Subnet Zero

IP subnet zero questions seem to pop up on various network discussion groups every few days.  Some people are not clear about what it is and how it will affect them in interviews and exams.

 

What is Subnet Zero?


When you are calculating subnet masks the result of your calculations generates various subnets.  Each subnet starts with a number so if you use the example in easy way to subnet you will see that your subnet addresses are:

 

192.168.1.0

192.168.1.64

192.168.1.128

192.168.1.192

 

Subnet zero is the subnet which has all binary 0’s in the address.  So for the number 192.168.1.0 you have in the last octet eight zeros for the subnet number or 00000000.  The last octet has all 1’s in the subnet part.  Please re-read the easy way to subnet section again but remember that we are stealing three bits from the last octet to make a subnet.  If you write out the address 192 for the last subnet above you would see that the first two bits of the last octet are binary 1’s or 11000000.

 

The same actually goes for the first subnet.  I know I said that there were eight binary 0’s in it but only the first two count for the subnet, the last six are for the hosts on that subnet.  If subnet zero is not allowed you will always lose two subnets so in the below example if your subnet mask is 255.255.255.224:

 

192.168.1.0 – You can’t use this subnet as it is all 0’s in the subnet
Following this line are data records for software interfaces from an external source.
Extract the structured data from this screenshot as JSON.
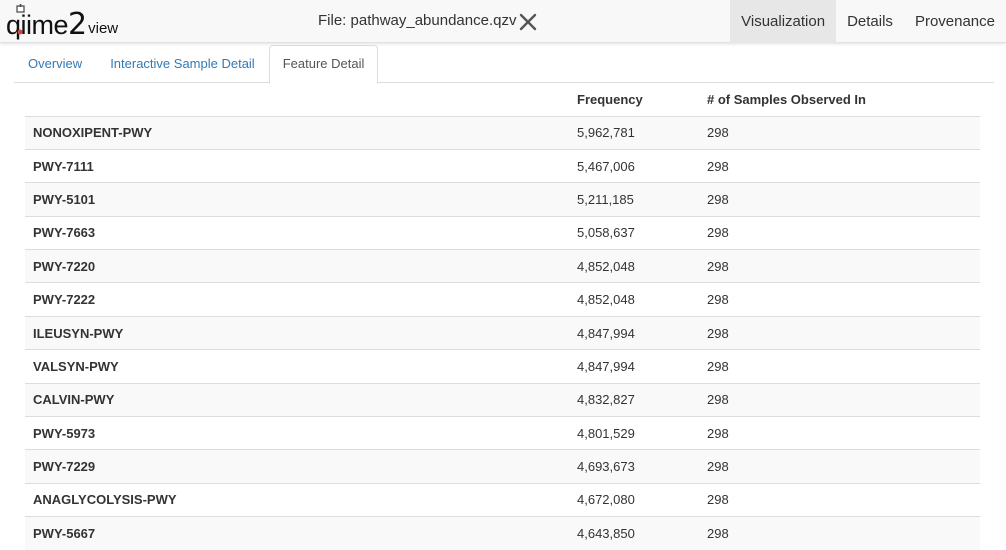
{
  "brand": {
    "q": "qiime",
    "two": "2",
    "view": "view"
  },
  "header": {
    "file_title": "File: pathway_abundance.qzv",
    "close_icon": "close-icon"
  },
  "nav": {
    "tabs": [
      "Visualization",
      "Details",
      "Provenance"
    ],
    "active": "Visualization"
  },
  "subtabs": {
    "items": [
      "Overview",
      "Interactive Sample Detail",
      "Feature Detail"
    ],
    "active": "Feature Detail"
  },
  "table": {
    "columns": [
      "",
      "Frequency",
      "# of Samples Observed In"
    ],
    "rows": [
      {
        "feature": "NONOXIPENT-PWY",
        "frequency": "5,962,781",
        "samples": "298"
      },
      {
        "feature": "PWY-7111",
        "frequency": "5,467,006",
        "samples": "298"
      },
      {
        "feature": "PWY-5101",
        "frequency": "5,211,185",
        "samples": "298"
      },
      {
        "feature": "PWY-7663",
        "frequency": "5,058,637",
        "samples": "298"
      },
      {
        "feature": "PWY-7220",
        "frequency": "4,852,048",
        "samples": "298"
      },
      {
        "feature": "PWY-7222",
        "frequency": "4,852,048",
        "samples": "298"
      },
      {
        "feature": "ILEUSYN-PWY",
        "frequency": "4,847,994",
        "samples": "298"
      },
      {
        "feature": "VALSYN-PWY",
        "frequency": "4,847,994",
        "samples": "298"
      },
      {
        "feature": "CALVIN-PWY",
        "frequency": "4,832,827",
        "samples": "298"
      },
      {
        "feature": "PWY-5973",
        "frequency": "4,801,529",
        "samples": "298"
      },
      {
        "feature": "PWY-7229",
        "frequency": "4,693,673",
        "samples": "298"
      },
      {
        "feature": "ANAGLYCOLYSIS-PWY",
        "frequency": "4,672,080",
        "samples": "298"
      },
      {
        "feature": "PWY-5667",
        "frequency": "4,643,850",
        "samples": "298"
      }
    ]
  },
  "colors": {
    "link": "#337ab7",
    "navbar_bg": "#f8f8f8",
    "active_tab_bg": "#e7e7e7",
    "stripe": "#f9f9f9"
  }
}
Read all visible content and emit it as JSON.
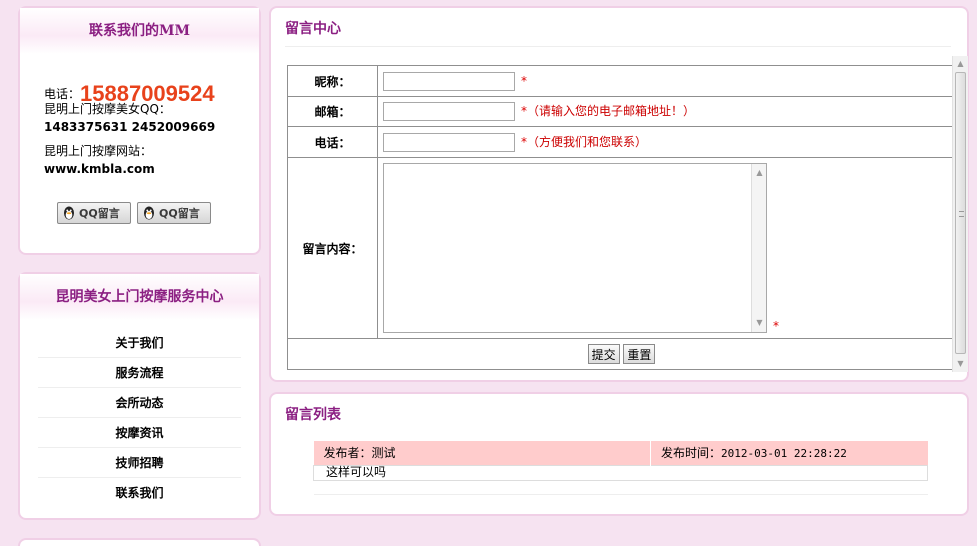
{
  "contact": {
    "title": "联系我们的MM",
    "phone_label": "电话：",
    "phone_number": "15887009524",
    "qq_label": "昆明上门按摩美女QQ：",
    "qq_numbers": "1483375631  2452009669",
    "site_label": "昆明上门按摩网站：",
    "site_url": "www.kmbla.com",
    "qq_buttons": [
      "QQ留言",
      "QQ留言"
    ]
  },
  "nav": {
    "title": "昆明美女上门按摩服务中心",
    "items": [
      "关于我们",
      "服务流程",
      "会所动态",
      "按摩资讯",
      "技师招聘",
      "联系我们"
    ]
  },
  "guestbook": {
    "title": "留言中心",
    "nickname_label": "昵称：",
    "nickname_value": "",
    "email_label": "邮箱：",
    "email_value": "",
    "email_hint": "（请输入您的电子邮箱地址！）",
    "phone_label": "电话：",
    "phone_value": "",
    "phone_hint": "（方便我们和您联系）",
    "message_label": "留言内容：",
    "message_value": "",
    "required_mark": "*",
    "submit_label": "提交",
    "reset_label": "重置"
  },
  "message_list": {
    "title": "留言列表",
    "entries": [
      {
        "poster_label": "发布者：",
        "poster": "测试",
        "time_label": "发布时间：",
        "time": "2012-03-01 22:28:22",
        "content": "这样可以吗"
      }
    ]
  },
  "colors": {
    "accent": "#8b1f82",
    "phone": "#e8421b",
    "background": "#f6e3f1",
    "list_header": "#ffcccc",
    "required": "#dd0000"
  },
  "icons": {
    "qq_button": "qq-penguin-icon"
  }
}
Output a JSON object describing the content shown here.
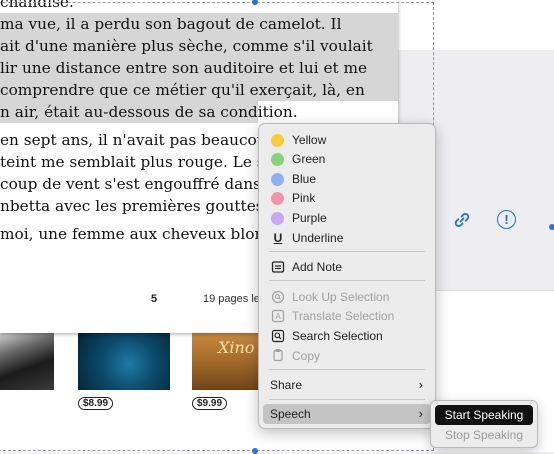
{
  "book": {
    "lines": [
      {
        "text": "chandise.",
        "highlighted": false
      },
      {
        "text": "ma vue, il a perdu son bagout de camelot. Il",
        "highlighted": true
      },
      {
        "text": "ait d'une manière plus sèche, comme s'il voulait",
        "highlighted": true
      },
      {
        "text": "lir une distance entre son auditoire et lui et me",
        "highlighted": true
      },
      {
        "text": "comprendre que ce métier qu'il exerçait, là, en",
        "highlighted": true
      },
      {
        "text": "n air, était au-dessous de sa condition.",
        "highlighted": true
      },
      {
        "text": "en sept ans, il n'avait pas beaucoup c",
        "highlighted": false
      },
      {
        "text": "teint me semblait plus rouge. Le soir",
        "highlighted": false
      },
      {
        "text": "coup de vent s'est engouffré dans l",
        "highlighted": false
      },
      {
        "text": "nbetta avec les premières gouttes de p",
        "highlighted": false
      },
      {
        "text": "moi, une femme aux cheveux blon",
        "highlighted": false
      }
    ],
    "page_number": "5",
    "pages_left": "19 pages le"
  },
  "store": {
    "cover3_title": "Xino",
    "prices": [
      "$8.99",
      "$9.99"
    ]
  },
  "context_menu": {
    "colors": [
      {
        "label": "Yellow",
        "color": "#f5cc3a"
      },
      {
        "label": "Green",
        "color": "#86d37a"
      },
      {
        "label": "Blue",
        "color": "#8fb1f1"
      },
      {
        "label": "Pink",
        "color": "#f592ae"
      },
      {
        "label": "Purple",
        "color": "#c7a8f1"
      }
    ],
    "underline": {
      "icon": "U",
      "label": "Underline"
    },
    "add_note": "Add Note",
    "look_up": "Look Up Selection",
    "translate": "Translate Selection",
    "search": "Search Selection",
    "copy": "Copy",
    "share": "Share",
    "speech": "Speech",
    "chevron": "›"
  },
  "speech_submenu": {
    "start": "Start Speaking",
    "stop": "Stop Speaking"
  },
  "side_icons": {
    "info_glyph": "!"
  }
}
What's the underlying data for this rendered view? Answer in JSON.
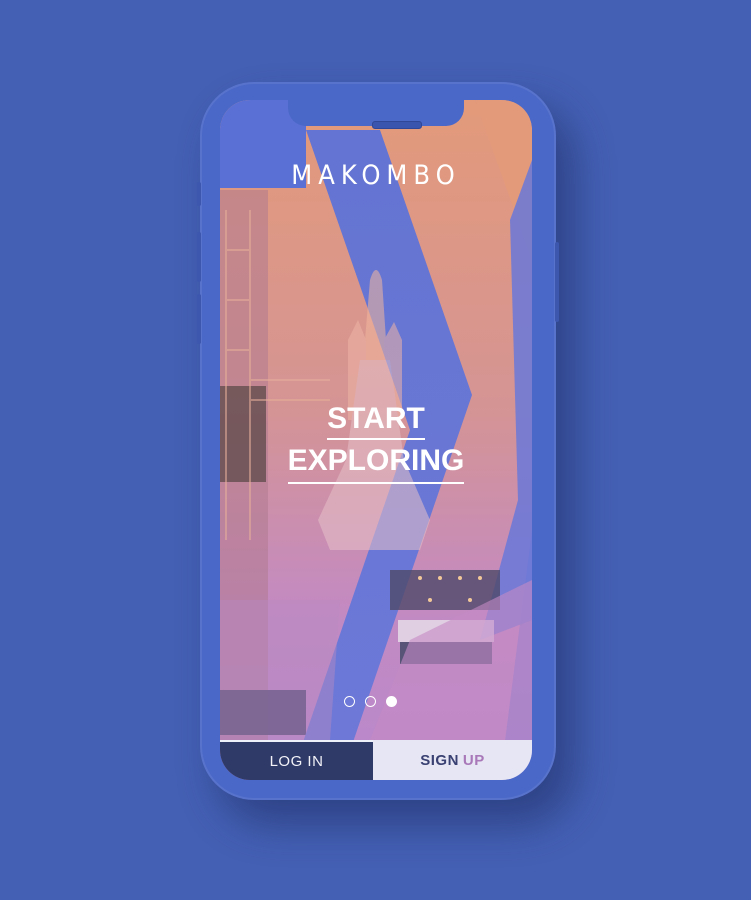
{
  "app": {
    "logo": "MAKOMBO",
    "headline_line1": "START",
    "headline_line2": "EXPLORING"
  },
  "pager": {
    "count": 3,
    "active_index": 2
  },
  "buttons": {
    "login_label": "LOG IN",
    "signup_label_1": "SIGN",
    "signup_label_2": "UP"
  },
  "colors": {
    "background": "#4460b4",
    "phone": "#4a68c8",
    "accent_orange": "#e09a7c",
    "accent_pink": "#c48ac4",
    "accent_blue": "#5b70d4"
  }
}
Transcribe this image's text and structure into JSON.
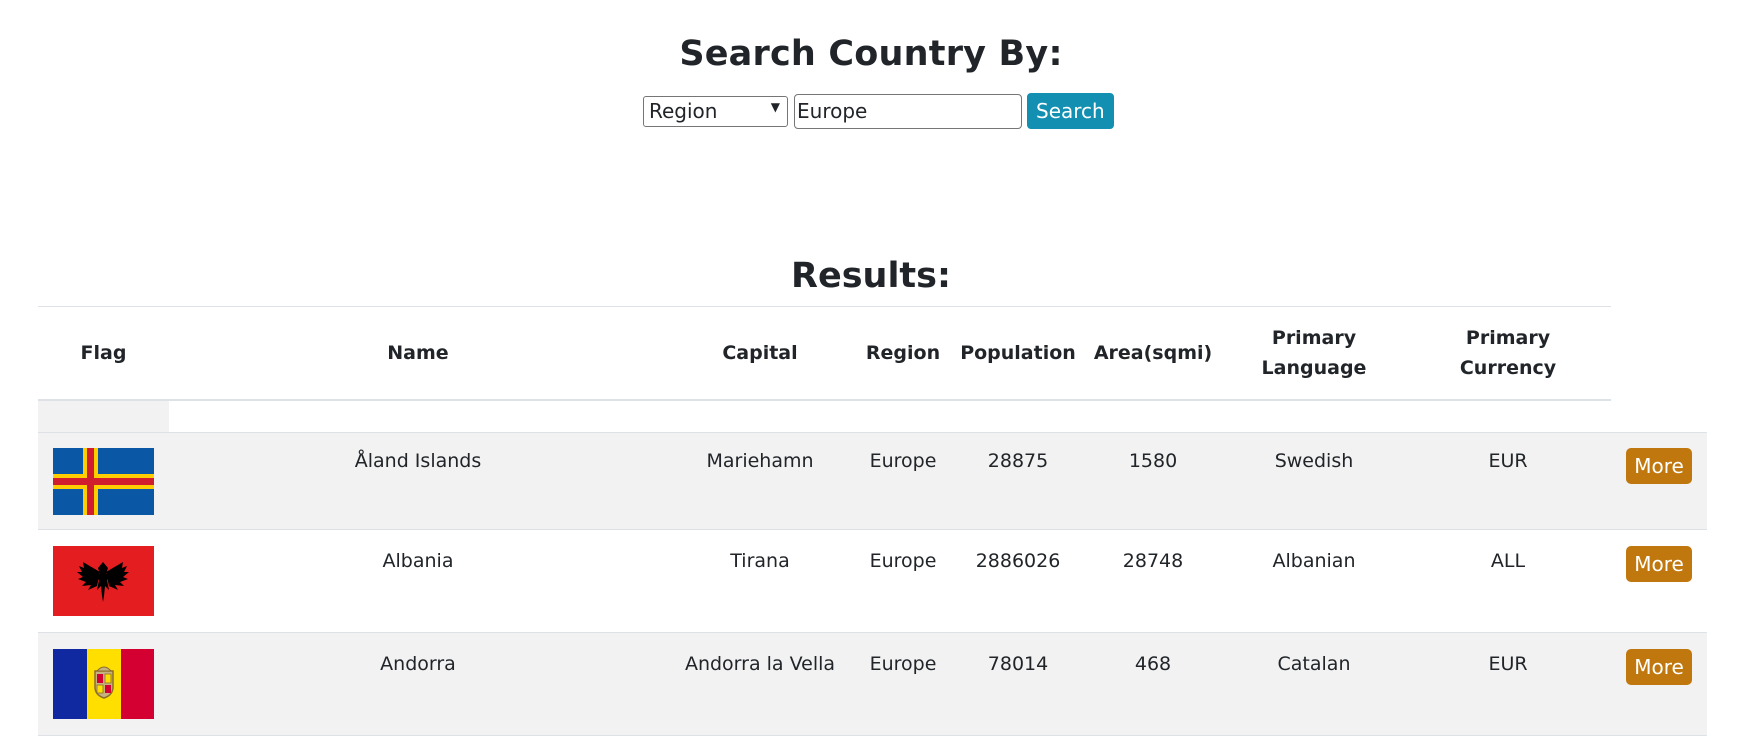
{
  "search": {
    "title": "Search Country By:",
    "filter_selected": "Region",
    "query_value": "Europe",
    "button_label": "Search"
  },
  "results": {
    "title": "Results:",
    "columns": [
      "Flag",
      "Name",
      "Capital",
      "Region",
      "Population",
      "Area(sqmi)",
      "Primary Language",
      "Primary Currency"
    ],
    "more_label": "More",
    "rows": [
      {
        "name": "Åland Islands",
        "capital": "Mariehamn",
        "region": "Europe",
        "population": "28875",
        "area": "1580",
        "language": "Swedish",
        "currency": "EUR",
        "flag": "flag-aland-icon"
      },
      {
        "name": "Albania",
        "capital": "Tirana",
        "region": "Europe",
        "population": "2886026",
        "area": "28748",
        "language": "Albanian",
        "currency": "ALL",
        "flag": "flag-albania-icon"
      },
      {
        "name": "Andorra",
        "capital": "Andorra la Vella",
        "region": "Europe",
        "population": "78014",
        "area": "468",
        "language": "Catalan",
        "currency": "EUR",
        "flag": "flag-andorra-icon"
      }
    ]
  },
  "colors": {
    "search_button": "#138fb2",
    "more_button": "#c0770e",
    "striped_row": "#f2f2f2"
  }
}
192.168.1.32

192.168.1.64

192.168.1.96

192.168.1.128

192.168.1.160

192.168.1.192

192.168.1.224 – You can’t use this subnet as it is all 1’s in the subnet


If you can use subnet zero you get to use all of the subnets.

 

So Can You Use Subnet Zero?


The answer is ‘yes you can.’  Unless you are told otherwise you should presume that subnet zero is always allowed.  In an IT exam it will usually tell you if you are not permitted to use it but to prevent it’s use is a bit old fashioned.